As the light faded thousands of bats filled the skies, making it appear almost pitch black in places. After watching the last few bats make their evening journey we headed back to the hostel to see what the nightlife was like in this small, lesser known town. Unfortunately, the only people awake were a couple of guys playing chess so we retreated to our room for a chilled night.

Bats Port Macquarie

The Bike Ride Gone Bad

The following morning we decided to make the most of the cheap bike hire in the hostel and go for a leisurely ride along the beach front. As we collected the bikes we realised this was going to be a bit harder than we initially thought. The bikes had no gears and the only way to slow down was to peddle backwards – I’m not the strongest rider at the best of times so was definitely not feeling too confident.

As we set off we also discovered that Port Macquarie is fairly hilly and I spent a lot of the time pushing my bike up hills and squealing as I sped down the other side. We arrived at the beach front with the expectation of an easy ride along the promenade. Instead, we had the option of riding on sand or along a thin, root covered path through the rainforest. We decided on the second path having been given strict instructions against riding on sand.

As we started we quickly realised that this bike ride was going to be more of a bike push. With the paths being single file and a steady stream of people walking in the opposite direction there wasn’t much opportunity to ride without having to stop to let pedestrians pass. After a solid 3 hours of riding uphills, pushing our bikes over sand, rocks, tree roots and up the stairs we eventually made it to the Port Macquarie Lighthouse, and the first stop since we set off where we could buy a drink. After putting on a brave face for some achievement photos we locked up the bikes and walked are shaky legs to the beach cafe for a burger and a drink.

Lighthouse Beach Port Macquarie

Despite the treacherous journey to the lighthouse, it was definitely worth our efforts for the miles of beaches we got to see and the impressive lighthouse and panoramic views that came with it. I would recommend the bike hire if you’re staying at Ozzie Pozzie as it is so cheap and provides a unique way of getting around Port Macquarie, just stick to the roads!

Luckily, on the return journey, we learnt from our mistake and stayed on the roads, getting back in no more than half an hour!

Port Macquarie Lighthouse Bike Ride

Port Macquarie Lighthouse

A Sub-Tropical Adventure

For our final day in Port Macquarie, the rain made an appearance. This didn’t ruin our plans of seeing the sub-tropical rainforest but instead enhanced the experience. After another early start, we walked in the same direction we had cycled the day before until we reached the start of the Sea Acres Rainforest walk.

We paid a small entrance fee which allowed us to walk along a raised boardwalk and see the beautifully green canopy from a new perspective. With vines and palm trees at eye level and tree trunks reaching below us we really were in amongst the rainforest. Here the rain barely even touched us as the broad leaves acted as a natural shelter. After completing the walk and keeping an eye out for some interesting Aussie wildlife we headed in the direction of the hostel via the same paths we had previously walked our bikes through. This time we were able to truly appreciate the beauty of the nature that surrounded us. The contrast between the blue sea, the white sand and the green rainforest definitely reminded me just how far away from home we really were.

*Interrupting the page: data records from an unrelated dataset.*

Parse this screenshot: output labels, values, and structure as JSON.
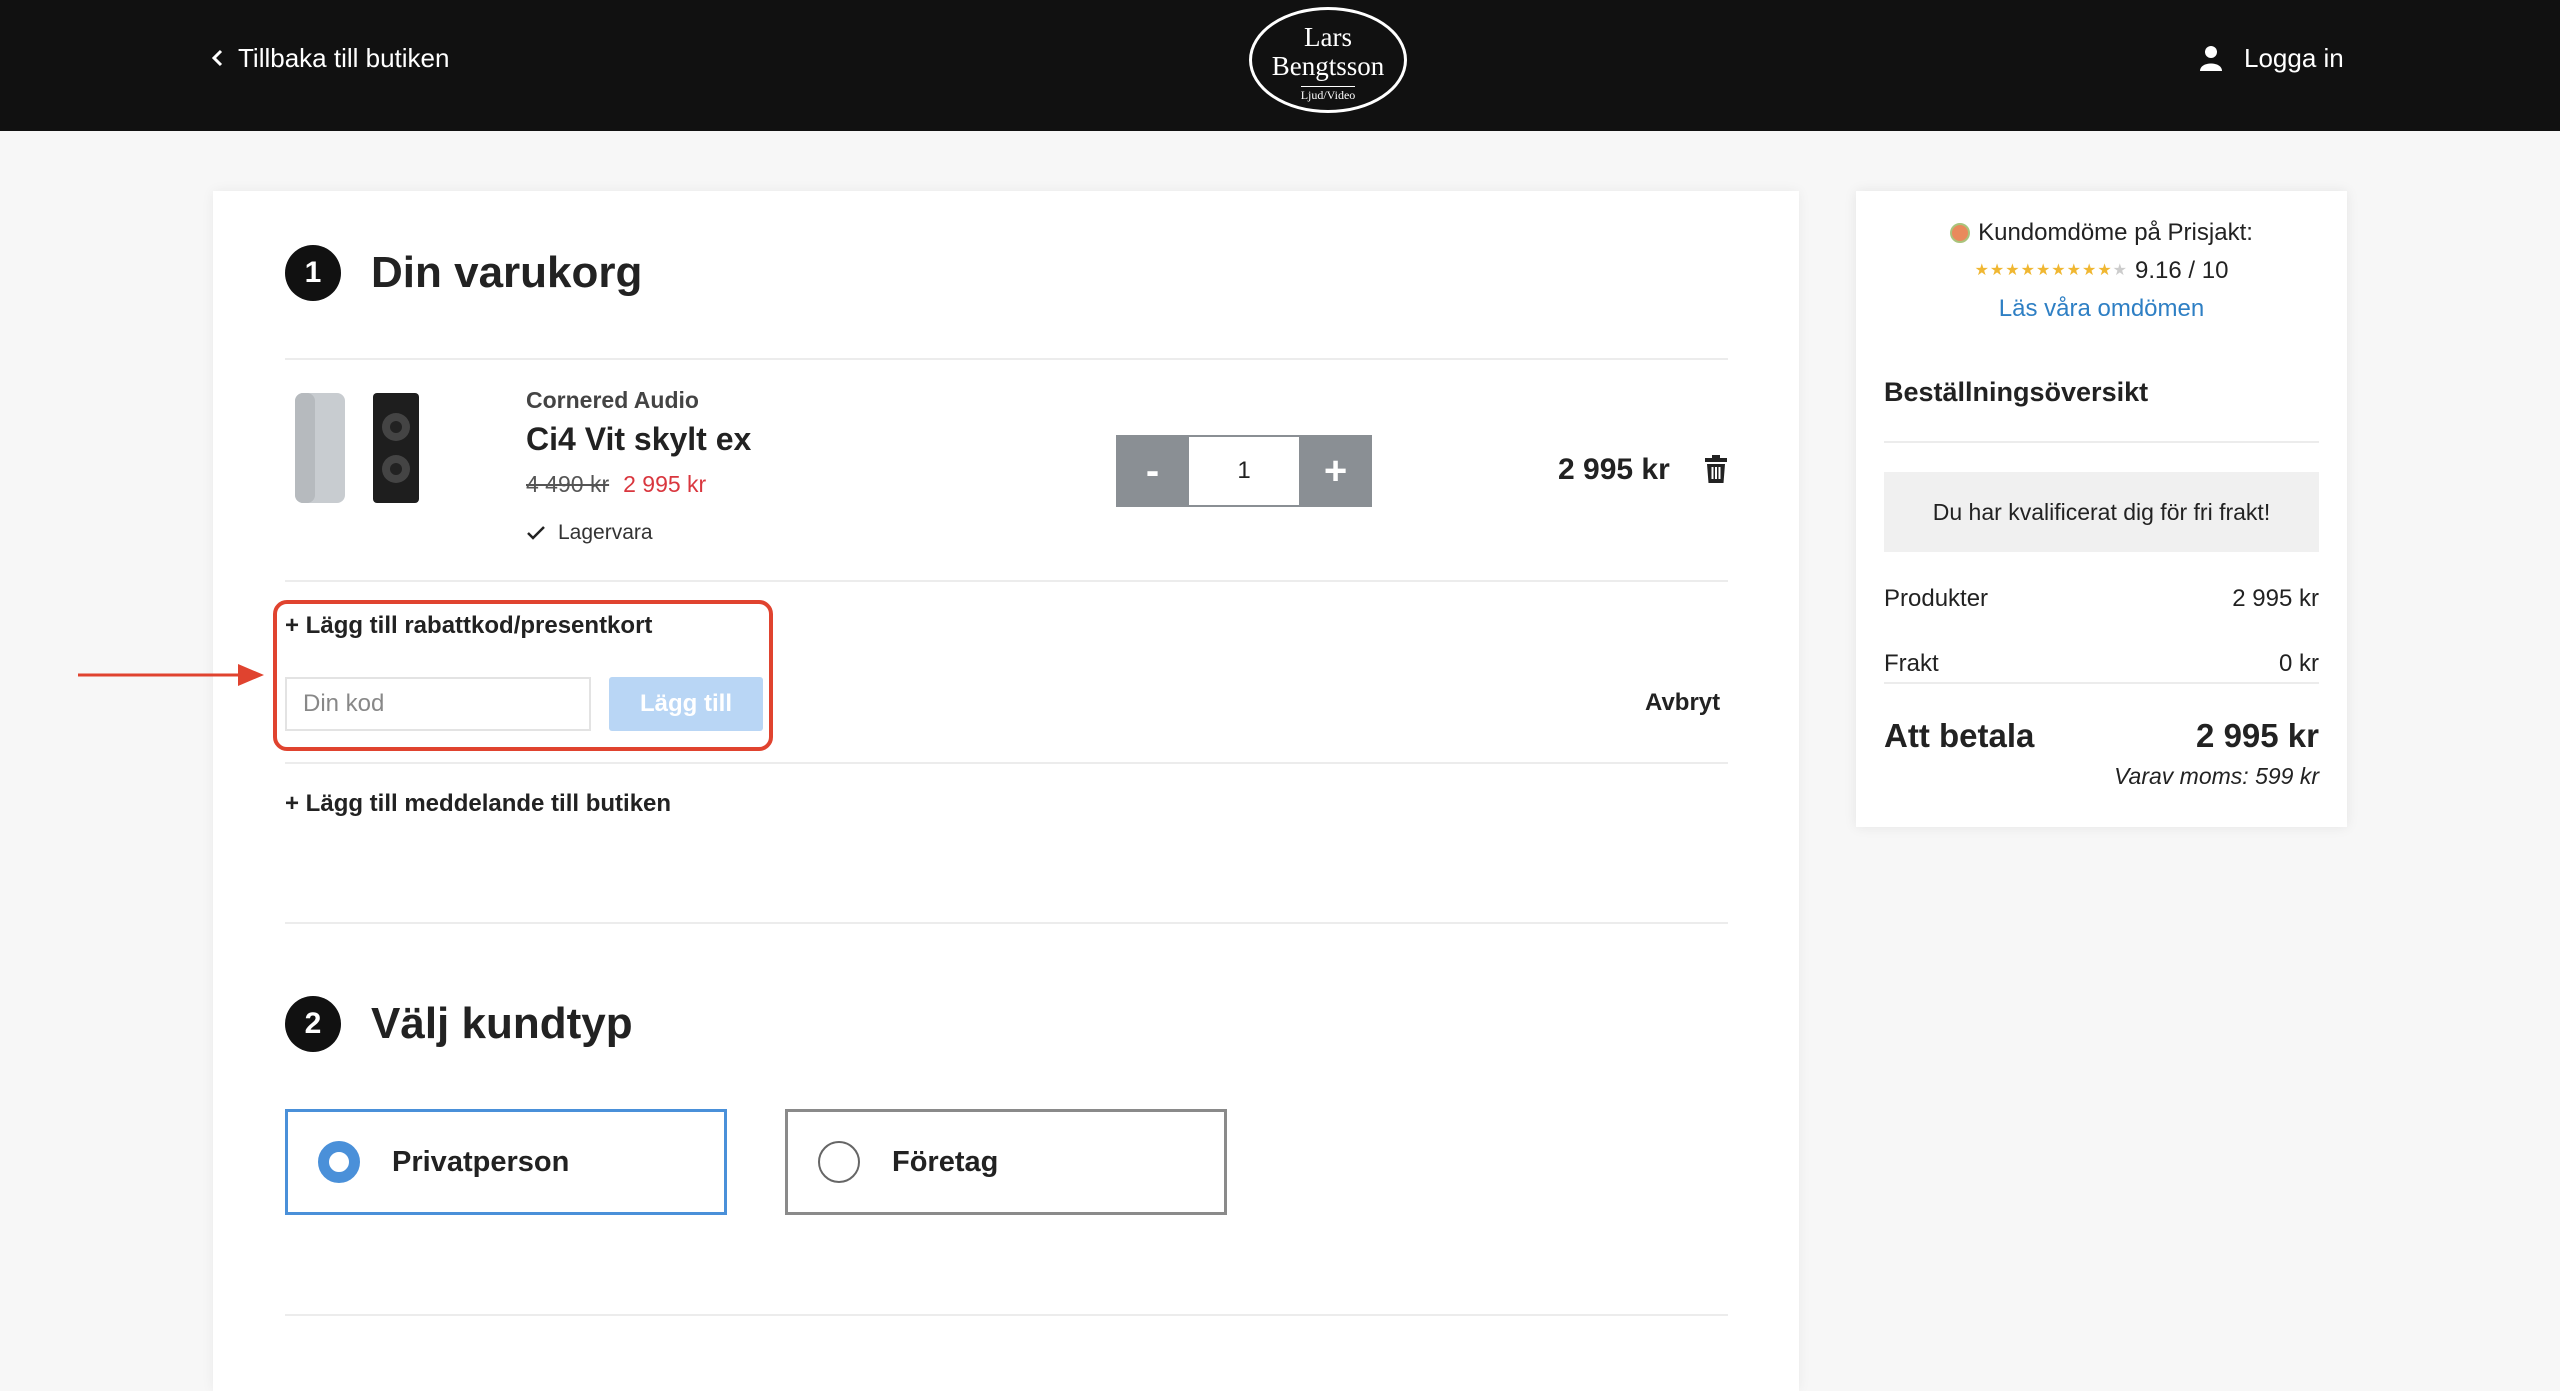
{
  "header": {
    "back_label": "Tillbaka till butiken",
    "logo_line1": "Lars",
    "logo_line2": "Bengtsson",
    "logo_line3": "Ljud/Video",
    "login_label": "Logga in"
  },
  "cart": {
    "step_number": "1",
    "title": "Din varukorg",
    "item": {
      "brand": "Cornered Audio",
      "name": "Ci4 Vit skylt ex",
      "old_price": "4 490 kr",
      "price": "2 995 kr",
      "stock": "Lagervara",
      "quantity": "1",
      "minus_label": "-",
      "plus_label": "+",
      "line_total": "2 995 kr"
    },
    "coupon_toggle": "+ Lägg till rabattkod/presentkort",
    "coupon_placeholder": "Din kod",
    "coupon_button": "Lägg till",
    "cancel_label": "Avbryt",
    "message_toggle": "+ Lägg till meddelande till butiken"
  },
  "customer_type": {
    "step_number": "2",
    "title": "Välj kundtyp",
    "options": [
      {
        "label": "Privatperson",
        "selected": true
      },
      {
        "label": "Företag",
        "selected": false
      }
    ]
  },
  "sidebar": {
    "rating_label": "Kundomdöme på Prisjakt:",
    "rating_score": "9.16 / 10",
    "rating_value": 9.16,
    "reviews_link": "Läs våra omdömen",
    "summary_title": "Beställningsöversikt",
    "free_shipping": "Du har kvalificerat dig för fri frakt!",
    "products_label": "Produkter",
    "products_value": "2 995 kr",
    "shipping_label": "Frakt",
    "shipping_value": "0 kr",
    "total_label": "Att betala",
    "total_value": "2 995 kr",
    "vat_note": "Varav moms: 599 kr"
  },
  "colors": {
    "header_bg": "#111111",
    "sale_price": "#d9363e",
    "accent_blue": "#4a90d9",
    "link_blue": "#2e7fc4",
    "annotation_red": "#e0432f",
    "qty_button": "#8a8f94",
    "coupon_button_bg": "#b9d6f5"
  }
}
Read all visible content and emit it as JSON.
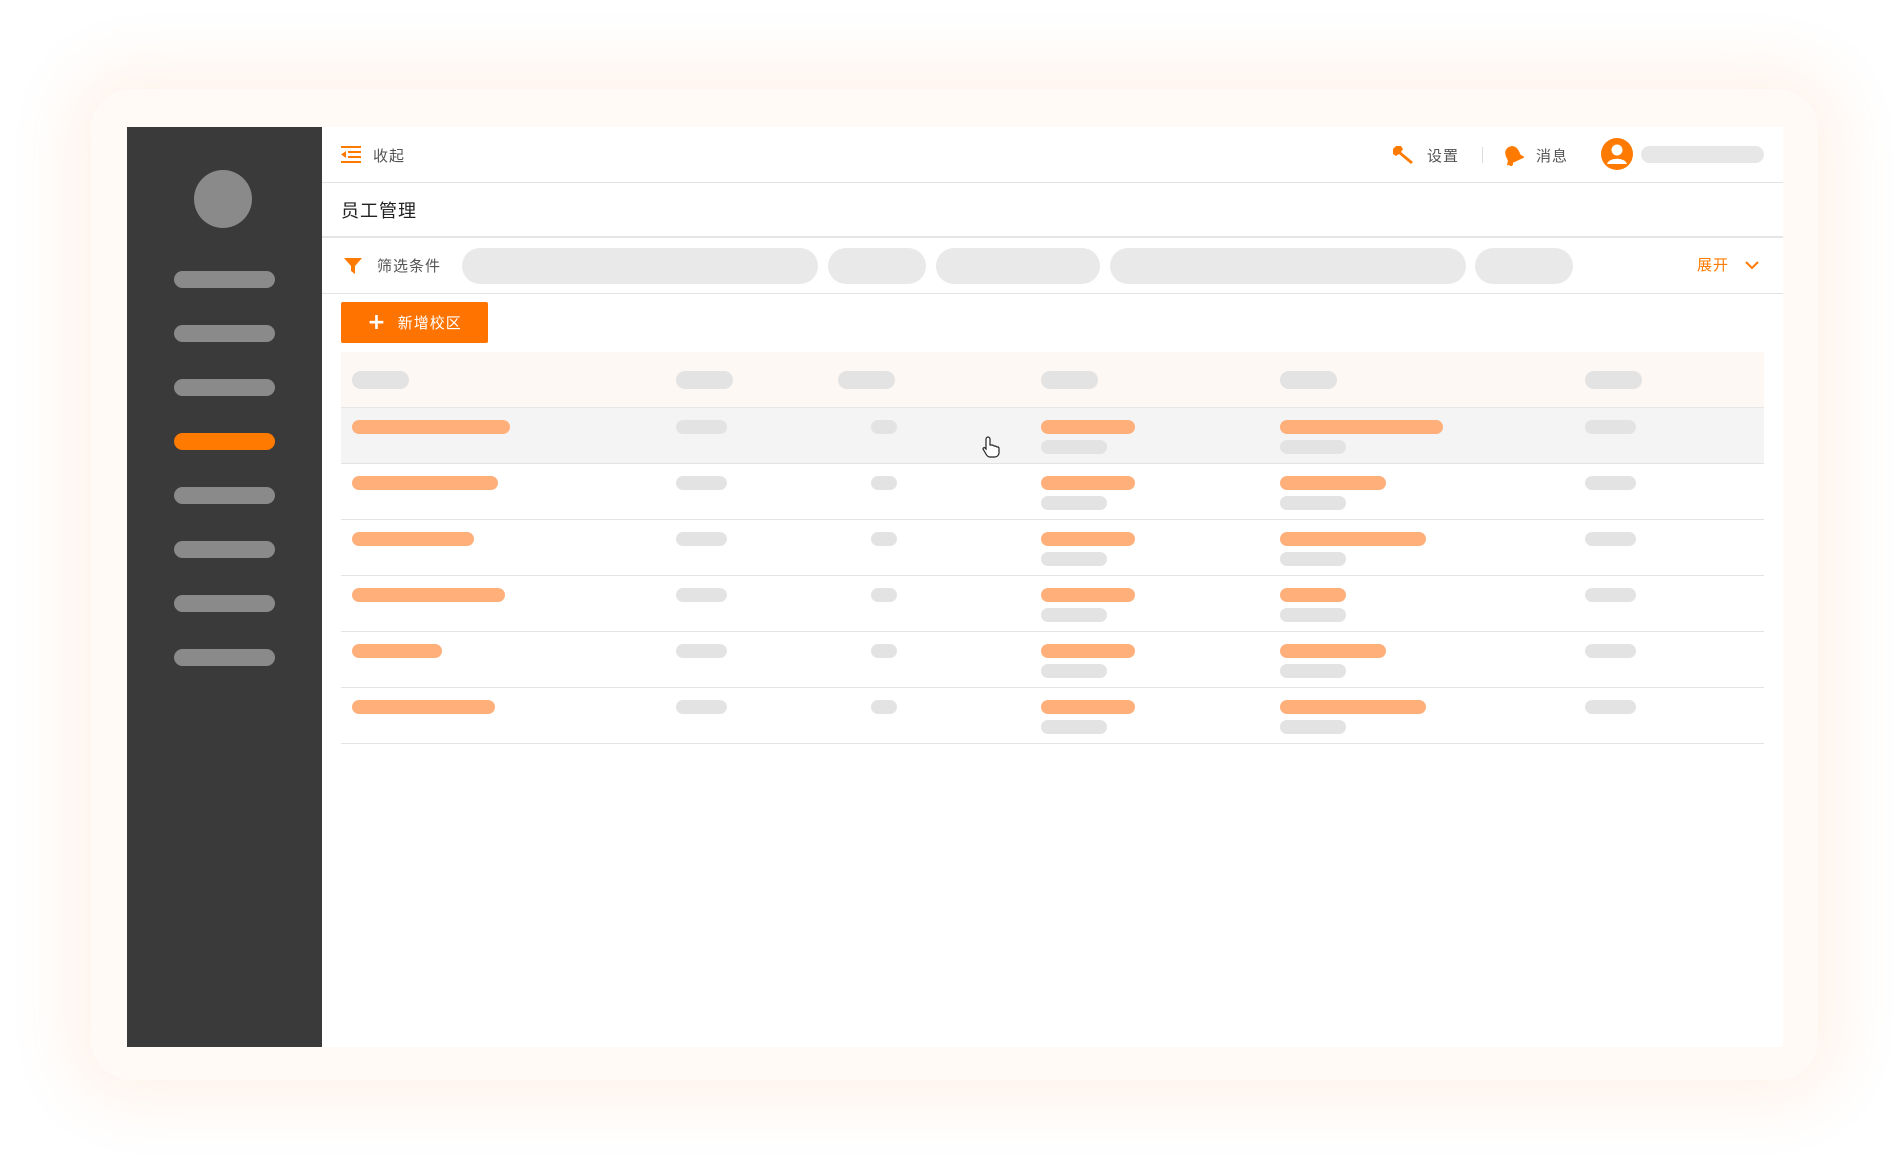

Sea Acres Rainforest

On returning back to the hostel we found out that it was cheap pizza and goon night so we quickly signed up. Thanks to the promise of cheap food the social area of the hostel was a lot busier than the previous two nights and we got talking to some of the staff who work for accommodation.

By the end of the night, we were full up on pizza and had finished off a few litres of goon and half a bottle of rum while playing drinking games and getting progressively louder. We also learnt that our new drunk best friend would be the minibus driver taking us to the Greyhound pick-up point the next morning.